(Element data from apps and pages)
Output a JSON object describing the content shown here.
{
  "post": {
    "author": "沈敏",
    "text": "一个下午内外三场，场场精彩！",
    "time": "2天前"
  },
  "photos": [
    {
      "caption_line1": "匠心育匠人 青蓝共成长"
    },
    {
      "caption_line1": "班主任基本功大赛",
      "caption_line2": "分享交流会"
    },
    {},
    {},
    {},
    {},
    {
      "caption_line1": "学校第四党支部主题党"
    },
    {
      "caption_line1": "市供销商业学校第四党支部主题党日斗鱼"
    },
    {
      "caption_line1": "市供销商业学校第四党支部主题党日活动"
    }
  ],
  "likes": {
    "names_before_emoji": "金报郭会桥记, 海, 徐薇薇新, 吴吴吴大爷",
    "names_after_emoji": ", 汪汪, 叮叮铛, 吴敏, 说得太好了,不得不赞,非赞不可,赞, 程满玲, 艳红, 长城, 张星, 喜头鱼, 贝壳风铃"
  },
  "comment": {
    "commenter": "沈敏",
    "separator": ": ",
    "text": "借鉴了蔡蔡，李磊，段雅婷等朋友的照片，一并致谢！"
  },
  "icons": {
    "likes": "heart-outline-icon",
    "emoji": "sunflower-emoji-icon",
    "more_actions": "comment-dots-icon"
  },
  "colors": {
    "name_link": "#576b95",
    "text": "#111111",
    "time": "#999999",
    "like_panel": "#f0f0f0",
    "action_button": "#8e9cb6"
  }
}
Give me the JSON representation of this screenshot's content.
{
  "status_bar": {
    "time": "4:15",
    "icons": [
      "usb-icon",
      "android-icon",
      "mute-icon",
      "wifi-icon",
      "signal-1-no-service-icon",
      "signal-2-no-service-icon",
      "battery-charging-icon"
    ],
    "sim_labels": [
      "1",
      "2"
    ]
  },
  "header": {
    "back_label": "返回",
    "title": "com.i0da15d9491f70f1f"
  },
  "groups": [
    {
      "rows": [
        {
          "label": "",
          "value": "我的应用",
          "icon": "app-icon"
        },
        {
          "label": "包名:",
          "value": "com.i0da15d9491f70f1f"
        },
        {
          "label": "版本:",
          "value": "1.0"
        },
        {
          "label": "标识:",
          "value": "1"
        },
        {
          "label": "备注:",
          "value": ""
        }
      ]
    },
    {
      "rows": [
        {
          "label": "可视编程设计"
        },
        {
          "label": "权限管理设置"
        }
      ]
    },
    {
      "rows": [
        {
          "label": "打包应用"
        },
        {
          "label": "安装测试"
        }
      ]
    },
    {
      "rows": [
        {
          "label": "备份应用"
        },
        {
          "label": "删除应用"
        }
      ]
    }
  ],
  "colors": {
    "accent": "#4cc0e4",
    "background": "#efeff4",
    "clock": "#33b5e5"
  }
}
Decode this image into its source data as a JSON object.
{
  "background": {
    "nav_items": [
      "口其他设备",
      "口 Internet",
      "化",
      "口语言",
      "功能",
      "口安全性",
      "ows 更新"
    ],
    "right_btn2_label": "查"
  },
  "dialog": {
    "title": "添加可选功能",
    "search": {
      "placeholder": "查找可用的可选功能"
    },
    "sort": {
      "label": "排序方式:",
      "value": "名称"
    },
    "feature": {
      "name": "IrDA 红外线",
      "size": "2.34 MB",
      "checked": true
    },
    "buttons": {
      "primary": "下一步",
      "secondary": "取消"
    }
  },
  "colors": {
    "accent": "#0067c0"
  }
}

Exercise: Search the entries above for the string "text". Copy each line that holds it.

Result of this task:
    "text": "一个下午内外三场，场场精彩！",
    "text": "借鉴了蔡蔡，李磊，段雅婷等朋友的照片，一并致谢！"
    "text": "#111111",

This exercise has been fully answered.